Into Saguaro National Park-West; After You Left
By: Susan Cummins Miller
Into Saguaro National Park-West
Cloud waves, rosy-tinted
in first dawnlight, break upon
the atmospheric western shore.
A great horned owl calls
from the ancient saguaro, spreads its wings
and glides away to merge
with retreating shadows, while three tufts
of buffel grass wave outside
my hermitage window.
Entering the park via Picture Rocks Wash:
High above, the leading edges of clouds
curl like salt plumes. A male cardinal flutters
from branch to branch in a palo verde, bright scarlet
in the noonlight. He carries his secrets
to a small mesquite, pauses, head cocked, listening,
then glides behind a dacite bluff
as if returning home.
Late afternoon sunlight strikes
eternal figures etched
in desert varnish. Arms linked, they dance
around the Spiral, shuffling
to silent chants that set the still air thrumming,
while below their feet
the white sand river laps
and not flowing.
After You Left
to Lara Nyro and Nina Simone:
bared blue-soul musings, tones
like raw silk brushed with tears.
Hungry notes glitter
with empty-room bravado before pulling back
beneath whispered skin. Lyrics reveal
what loneliness engenders
in bruised hearts and tortured psyches--reveal
lonely rivers of pain, meandering aimlessly,
and understanding, just beyond reach,
just beyond good-bye.
Tucson writer SUSAN CUMMINS MILLER (www.susancumminsmiller.com) holds degrees in history, anthropology, and geology.

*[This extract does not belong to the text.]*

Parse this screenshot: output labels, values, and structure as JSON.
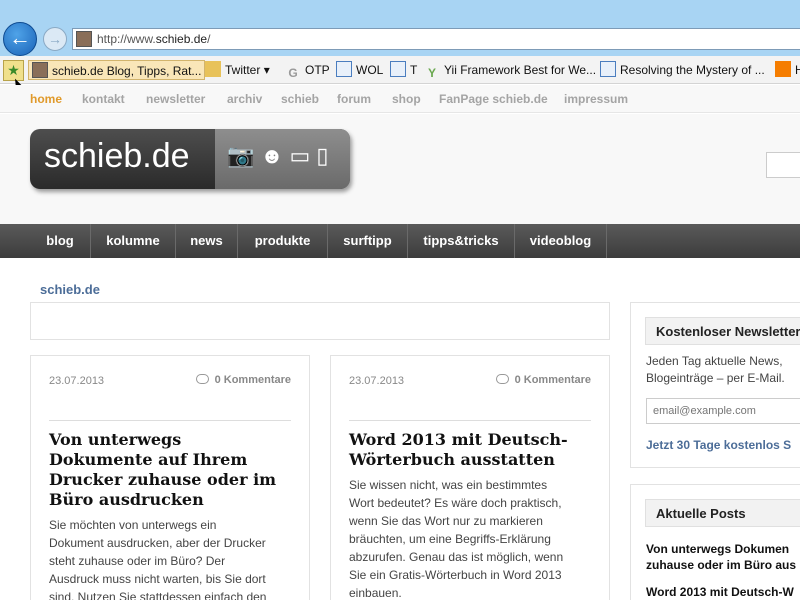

Miller, a former field geologist and college instructor, compiled and edited A Sweet, Separate Intimacy: Women Writers of the American Frontier, 1800-1922, and pens the Frankie MacFarlane, Geologist, mysteries. Her poems, short stories, and essays appear frequently in journals and anthologies, including the forthcoming So West: Love Kills and Without a Doubt: poems illustrating faith. In 2022, Finishing Line Press will release two poetry collections: Deciphering the Desert: a book of poems and Making Silent Stones Sing, a chapbook.
"My writing arises from my life, scientific work in, and interaction with the West, especially the Desert Southwest. These two poems were conceived during time spent in solitude and contemplation at a silent retreat center at the base of the Tucson Mountains. That center closed in 2020, a victim of the COVID-19 pandemic."